- 1 Man injured while working in Hatfield Business Park
- 2 New QEII Urgent Care Centre opening hours set to change
- 3 First business moves into Hatfield's new £45m High View development
- 4 Potters Bar school in top 10 of The Sunday Times Schools Guide 2022
- 5 The latest court results for Welwyn Hatfield and Potters Bar
- 6 Suspected stabbing in Welwyn Garden City
- 7 Omicron variant: Confirmed case in Hertfordshire says health boss Jim McManus
- 8 Where can you get a walk-in booster in Welwyn Hatfield this week?
- 9 "The older generation still knows how to have a good time"
- 10 Purse stolen from 74-year-old woman
“If the incinerator was built, we’d suffer and so would people around Hatfield,” said Sophia Poli, 11.
“We’d have to keep our windows and doors shut because of the smell and the fumes.”
Billie Stevens, also 11, added: “If the incinerator was built, then nobody would want to move here and house prices would go down.”
“We would have loads of trucks driving down the street, blocking off roads and making it difficult for parents to pick up their children from school,” said 11-year-old Jack McCarthy.
The class’s teacher, Carole Nash, a higher level teaching assistant, said: “We were looking at environmental issues, and decided to look at the incinerator and its effects.

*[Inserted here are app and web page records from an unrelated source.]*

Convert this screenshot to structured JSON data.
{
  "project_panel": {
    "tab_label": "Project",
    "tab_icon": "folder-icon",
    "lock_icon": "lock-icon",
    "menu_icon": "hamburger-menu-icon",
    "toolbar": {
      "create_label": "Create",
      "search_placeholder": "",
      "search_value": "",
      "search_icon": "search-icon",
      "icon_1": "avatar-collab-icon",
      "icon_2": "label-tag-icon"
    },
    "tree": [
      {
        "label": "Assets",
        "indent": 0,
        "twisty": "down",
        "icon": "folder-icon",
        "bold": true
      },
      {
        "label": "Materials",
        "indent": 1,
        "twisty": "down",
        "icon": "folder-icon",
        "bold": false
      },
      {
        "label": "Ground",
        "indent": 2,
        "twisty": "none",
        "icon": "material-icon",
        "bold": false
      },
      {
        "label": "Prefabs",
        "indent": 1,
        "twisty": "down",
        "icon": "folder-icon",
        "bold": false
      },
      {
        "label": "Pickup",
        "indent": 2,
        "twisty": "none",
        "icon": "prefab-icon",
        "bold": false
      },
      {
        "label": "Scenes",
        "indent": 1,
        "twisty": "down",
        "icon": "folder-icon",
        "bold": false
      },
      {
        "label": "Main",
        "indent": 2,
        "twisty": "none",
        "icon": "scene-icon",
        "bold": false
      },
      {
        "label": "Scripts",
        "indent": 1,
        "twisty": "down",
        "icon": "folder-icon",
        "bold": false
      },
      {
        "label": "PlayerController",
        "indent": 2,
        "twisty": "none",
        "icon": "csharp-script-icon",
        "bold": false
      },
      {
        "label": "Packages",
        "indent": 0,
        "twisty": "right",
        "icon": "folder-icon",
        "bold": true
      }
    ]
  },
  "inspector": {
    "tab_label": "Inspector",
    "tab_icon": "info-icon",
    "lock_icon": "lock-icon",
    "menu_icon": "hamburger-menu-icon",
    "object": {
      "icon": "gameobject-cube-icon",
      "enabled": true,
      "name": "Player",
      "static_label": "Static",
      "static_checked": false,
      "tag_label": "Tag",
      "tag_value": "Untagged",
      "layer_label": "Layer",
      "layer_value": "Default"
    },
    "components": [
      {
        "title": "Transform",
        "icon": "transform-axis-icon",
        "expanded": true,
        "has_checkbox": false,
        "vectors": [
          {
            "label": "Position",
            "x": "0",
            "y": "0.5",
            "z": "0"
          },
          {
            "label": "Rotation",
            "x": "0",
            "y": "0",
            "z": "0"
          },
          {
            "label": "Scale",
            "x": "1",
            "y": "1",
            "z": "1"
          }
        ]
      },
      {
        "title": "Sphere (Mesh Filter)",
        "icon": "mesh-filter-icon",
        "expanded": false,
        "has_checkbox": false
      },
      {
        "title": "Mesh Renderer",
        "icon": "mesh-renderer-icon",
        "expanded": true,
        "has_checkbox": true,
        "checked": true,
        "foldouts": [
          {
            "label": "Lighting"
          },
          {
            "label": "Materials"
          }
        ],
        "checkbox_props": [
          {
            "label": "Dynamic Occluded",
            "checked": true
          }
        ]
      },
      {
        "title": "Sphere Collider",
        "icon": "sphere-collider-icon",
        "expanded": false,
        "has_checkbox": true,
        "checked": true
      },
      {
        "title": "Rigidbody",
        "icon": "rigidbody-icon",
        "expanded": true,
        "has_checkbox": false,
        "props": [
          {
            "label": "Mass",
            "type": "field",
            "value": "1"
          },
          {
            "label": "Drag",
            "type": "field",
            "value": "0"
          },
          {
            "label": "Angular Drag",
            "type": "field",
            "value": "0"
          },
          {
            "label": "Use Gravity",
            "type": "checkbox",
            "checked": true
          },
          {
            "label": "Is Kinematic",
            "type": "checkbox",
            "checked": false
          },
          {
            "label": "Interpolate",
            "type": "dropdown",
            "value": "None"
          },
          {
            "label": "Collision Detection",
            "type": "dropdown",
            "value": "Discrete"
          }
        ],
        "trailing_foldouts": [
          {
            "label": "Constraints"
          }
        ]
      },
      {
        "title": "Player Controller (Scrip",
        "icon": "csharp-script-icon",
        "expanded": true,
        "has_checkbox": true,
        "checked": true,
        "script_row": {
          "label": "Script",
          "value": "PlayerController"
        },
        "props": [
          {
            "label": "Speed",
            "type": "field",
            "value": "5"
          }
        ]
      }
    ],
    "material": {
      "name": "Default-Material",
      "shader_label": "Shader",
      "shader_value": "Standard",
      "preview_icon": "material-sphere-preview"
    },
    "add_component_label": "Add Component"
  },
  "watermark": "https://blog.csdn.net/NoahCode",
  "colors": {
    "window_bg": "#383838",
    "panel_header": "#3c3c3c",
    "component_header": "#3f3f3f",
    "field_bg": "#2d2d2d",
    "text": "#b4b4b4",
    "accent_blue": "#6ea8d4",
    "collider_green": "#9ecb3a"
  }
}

“We looked at the facts objectively, and then they decided to write the letters.”